The people’s estrangement from politics was not the only reason for Brexit. Among others were the EU’s super-regulatory nature, its tendency to foment cartels instead of open markets and Eurocrats’ distaste for involving the people in decision-making.
The EU likes to burden its subjects financially (“Let’s save Greece for the nth time!”), monetarily (“Let’s flood the markets with money and debt!”), and with regulations (“Let’s make sure no one uses cash!”). These burdens influence individuals directly and intimately. Not giving people a say in these matters (and many others) is a recipe for certain failure.
British Prime Minister David Cameron made the most courageous decision by a European politician in decades
Eurocrats often respond to these criticisms by explaining that these are technical issues driven by day-to-day politics and are too complex for the people to understand them properly.
Quite the contrary. Such issues are fundamental, because they call into question the very nature of the EU. Is it a confederation of sovereign states or a new, homogenous regulatory body allowing for some local folklore? Is it an arrangement for commercial cooperation or a mutual bailout fund? These questions cannot be asked only when the circumstances arise; they are themselves the starting point for supranational collaboration.
Complexity is, if anything, a case for giving the people a stronger say in decision-making. The more complex things are, the more necessary the commitment of those who have to adjust their lives to that complexity.

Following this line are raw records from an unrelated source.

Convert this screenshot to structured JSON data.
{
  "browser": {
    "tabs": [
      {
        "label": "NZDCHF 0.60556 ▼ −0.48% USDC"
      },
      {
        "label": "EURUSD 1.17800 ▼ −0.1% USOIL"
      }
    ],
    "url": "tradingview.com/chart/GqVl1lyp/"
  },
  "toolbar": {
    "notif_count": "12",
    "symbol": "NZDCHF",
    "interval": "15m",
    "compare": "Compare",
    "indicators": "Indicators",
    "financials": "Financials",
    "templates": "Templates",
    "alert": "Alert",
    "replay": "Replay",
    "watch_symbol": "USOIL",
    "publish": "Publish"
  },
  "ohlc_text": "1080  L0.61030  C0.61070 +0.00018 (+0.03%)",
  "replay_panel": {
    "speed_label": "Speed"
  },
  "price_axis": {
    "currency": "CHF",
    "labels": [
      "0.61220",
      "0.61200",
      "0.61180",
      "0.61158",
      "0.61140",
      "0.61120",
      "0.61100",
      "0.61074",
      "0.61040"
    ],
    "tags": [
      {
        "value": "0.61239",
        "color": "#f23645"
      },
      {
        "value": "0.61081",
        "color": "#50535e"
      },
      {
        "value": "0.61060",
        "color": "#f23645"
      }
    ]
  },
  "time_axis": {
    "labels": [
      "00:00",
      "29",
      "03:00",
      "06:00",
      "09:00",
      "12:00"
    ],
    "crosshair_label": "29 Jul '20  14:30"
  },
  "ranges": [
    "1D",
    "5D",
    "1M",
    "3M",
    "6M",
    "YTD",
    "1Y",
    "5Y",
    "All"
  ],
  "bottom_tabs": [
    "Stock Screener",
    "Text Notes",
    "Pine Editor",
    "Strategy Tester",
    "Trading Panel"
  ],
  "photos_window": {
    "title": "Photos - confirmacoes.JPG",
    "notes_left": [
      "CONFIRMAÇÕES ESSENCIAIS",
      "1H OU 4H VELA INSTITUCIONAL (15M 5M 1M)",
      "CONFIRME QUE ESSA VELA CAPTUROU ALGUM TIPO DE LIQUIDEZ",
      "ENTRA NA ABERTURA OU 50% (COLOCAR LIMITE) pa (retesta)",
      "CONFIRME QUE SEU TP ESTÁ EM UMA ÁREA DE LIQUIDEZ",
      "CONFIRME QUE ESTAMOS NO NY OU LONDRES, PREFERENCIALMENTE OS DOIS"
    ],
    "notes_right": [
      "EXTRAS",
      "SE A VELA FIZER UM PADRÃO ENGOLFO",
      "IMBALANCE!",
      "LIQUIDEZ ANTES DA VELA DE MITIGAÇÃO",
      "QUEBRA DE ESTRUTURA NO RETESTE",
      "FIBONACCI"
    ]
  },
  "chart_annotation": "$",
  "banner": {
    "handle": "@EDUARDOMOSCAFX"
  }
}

The “democracy deficit” is deeply ingrained in European politics. And then came Mr. Cameron. Though his motives were elsewhere, putting EU membership to a vote was the right thing to do. And for that, he lost his job. On the continent, he is reviled for it. But in such situations, deferring to the people is the right thing to do. This time, it was also the courageous thing to do.
So for that, I offer my applause for Mr. Cameron.